- Barbara Singh
5 Things to Do Before Applying for a Mortgage
With mortgage rates at an all-time low, we are seeing a lot more activity on the market with many properties selling only a couple of days after listing and well above asking/list price. Purchasing a house can therefore become more stressful as you are competing with other buyers/multiple offers and hoping that your offer gets accepted. Before you even reach that stage,you will need to secure a mortgage. This can be challenging for many homebuyers, especially those who are not prepared.
If you want to improve your chances of a mortgage approval with favorable terms, these are the top 5 things you should do before applying for a mortgage.
1. Know How Much You Can Spend
Most lenders use what's called the 28/32/40 rule. That means your monthly mortgage payment must be no more than 28% of your gross income, your total housing payments should be no more than 32% and your maximum total monthly debt payments
- including your potential mortgage, car loans, student loans, line of credits, and any other payments you make must accumulate to no more than 40% of your gross income. There can be slight variance to these ratios, but it's a fairly dependable guideline for figuring out your mortgage limit.
RELATED ARTICLE: Mortgage Affordability - How Much Can You Afford?
2. Raise Your Credit Score
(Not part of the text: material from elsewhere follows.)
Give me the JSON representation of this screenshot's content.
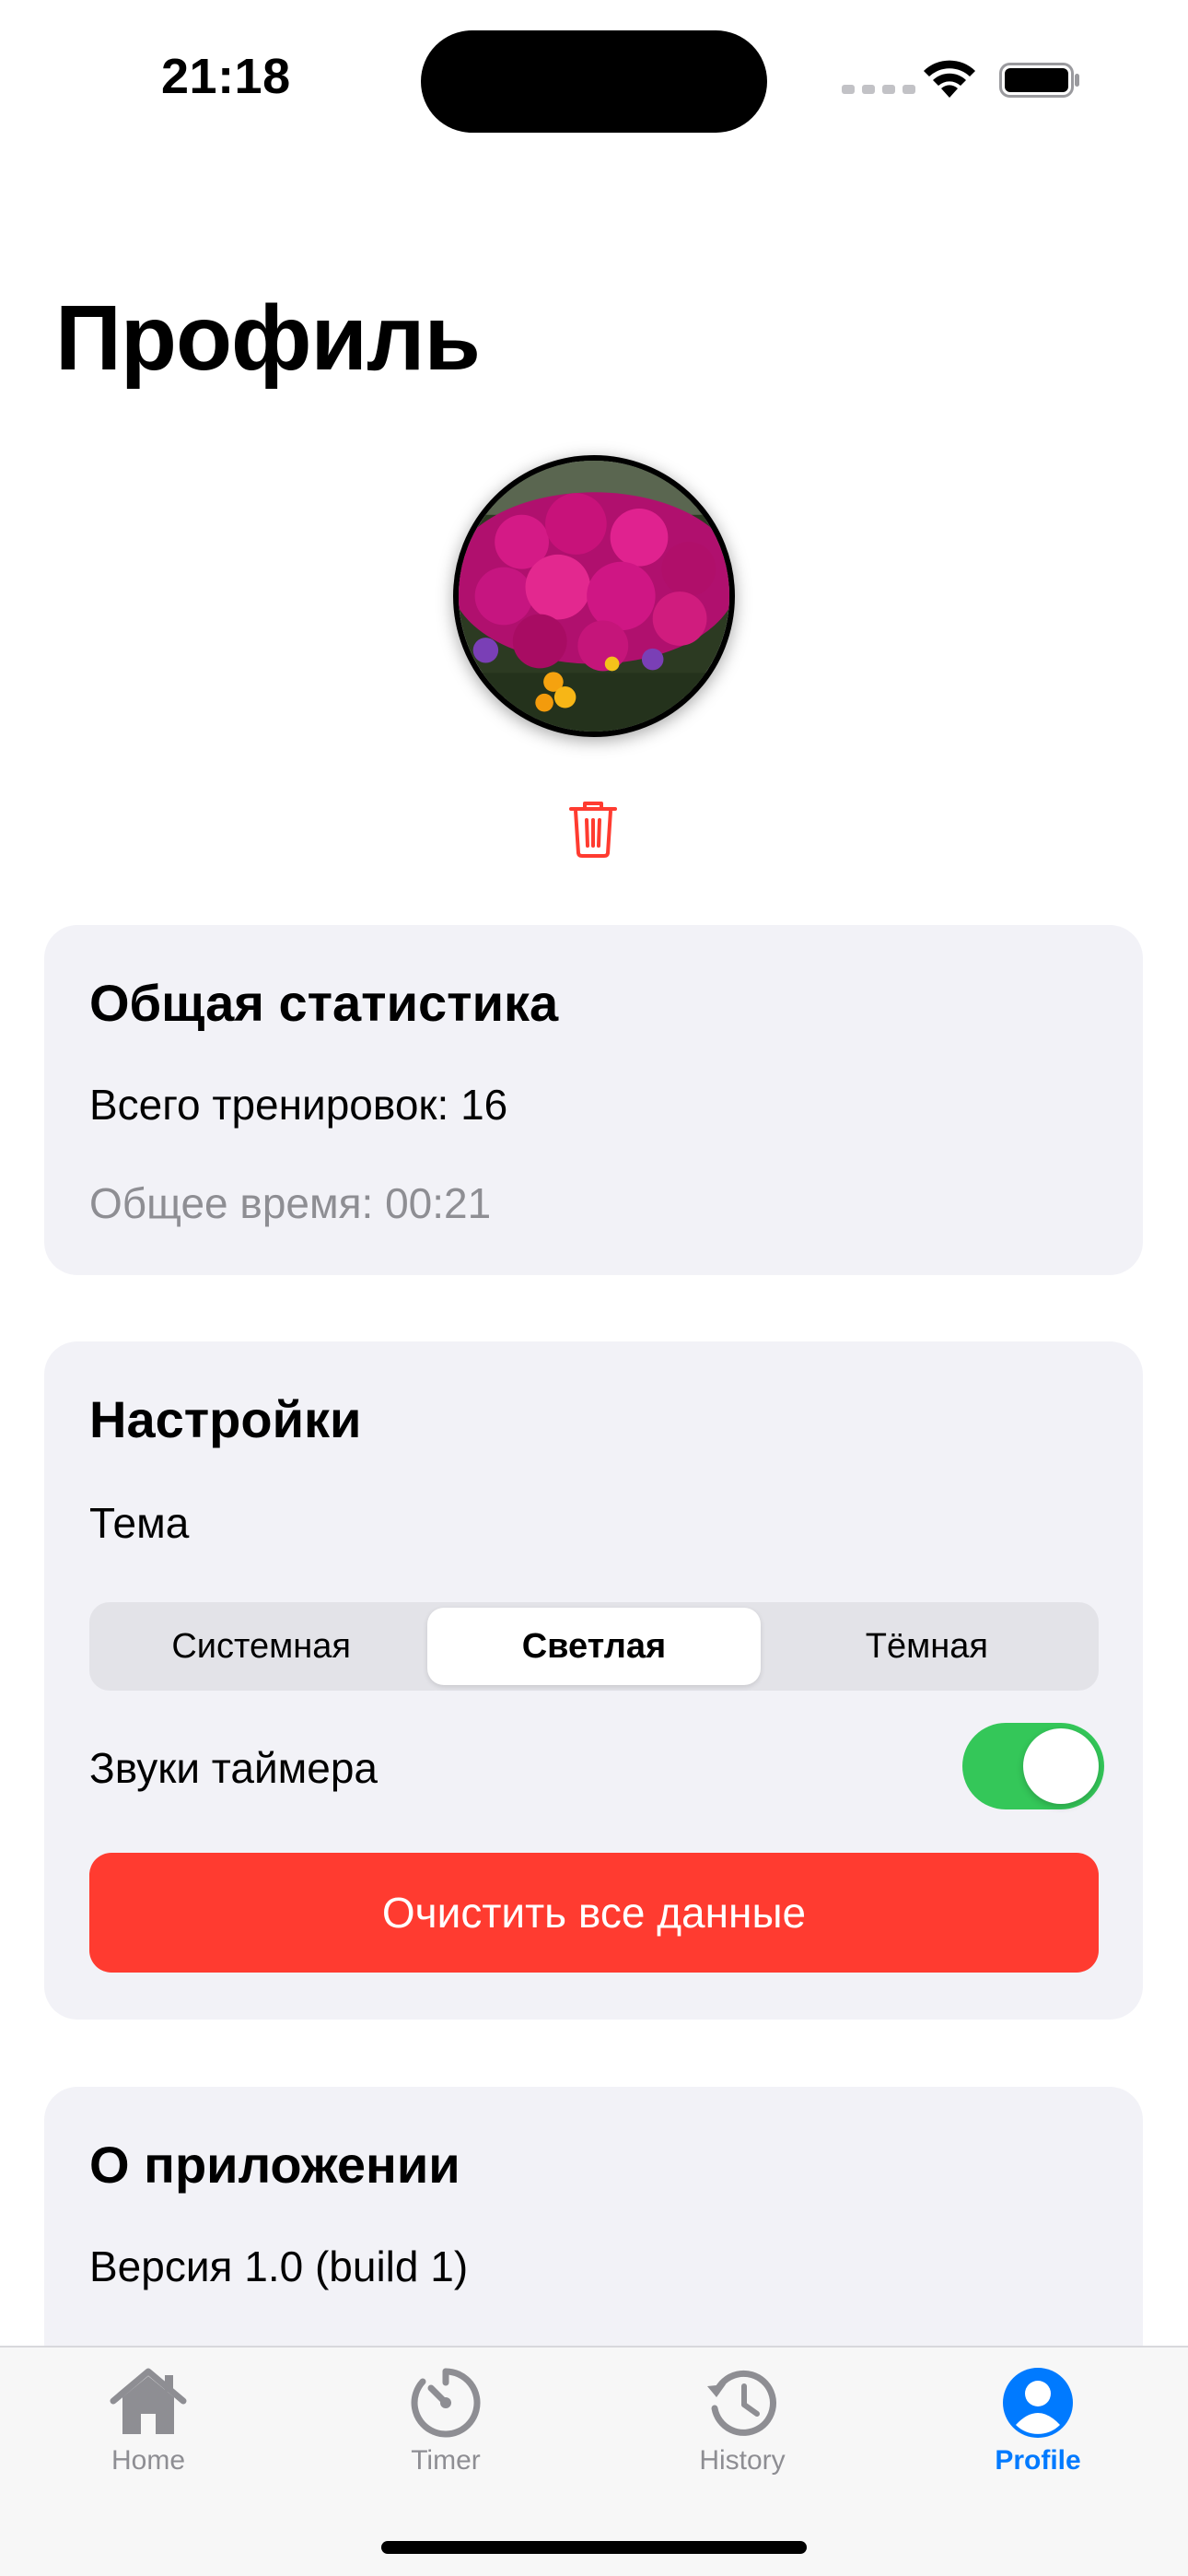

One of the key factors in determining whether or not you will get approved for a mortgage and what rate you will pay, is your credit score. Lenders typically like to see borrowers with a minimum credit score of 680 before approving mortgage applications. A lower credit score generally means the borrower is more of a risk and might be less capable of making mortgage payments on time. Once you know your credit score, there are a few things you can do to raise it, increasing your chances of getting more favorable terms.
RELATED ARTICLE: Don't Let A Low Credit Score Hold You Back - 6 Ways To Repair/Improve Your Credit Score
3. Pay Off Debt
As mentioned above, lenders do not want you to have more than 40% of your gross income committed to debt. One way to lower the ratio is to pay off credit card debt(s), car loan(s), and any other debts you may have. A tip is to start with the lowest amount and to concentrate on paying that off 1st while hitting the minimums on the others. Paying off these type debts is better said than done, so pay off if you can, but pay down as much as you can to have the balance no more than 50% of the credit limit, this relates specifically to revolving credit. This is one way that your credit score will start to improve - and paying on-time.
4. Know What You Need
When applying for a mortgage, lenders will want a package of documents. These can include recent pay stubs, most current Notice of Assessment from the CRA, employment Letter and T4’s if applicable. In addition to these documents, you must be prepared to provide bank statements to show proof of income deposits and bank statements to show proof of down payment funds (90 days). This gives you an idea of what type of documents lenders will require but, they are not limited to only these documents.
5. Avoid any big purchases
Even after you receive an approval for a mortgage, the lender will continue to monitor your finances throughout until the closing, this can even include pulling a 2nd credit report. One of the easiest ways to have your mortgage cancelled is to take on more debt before your mortgage closes.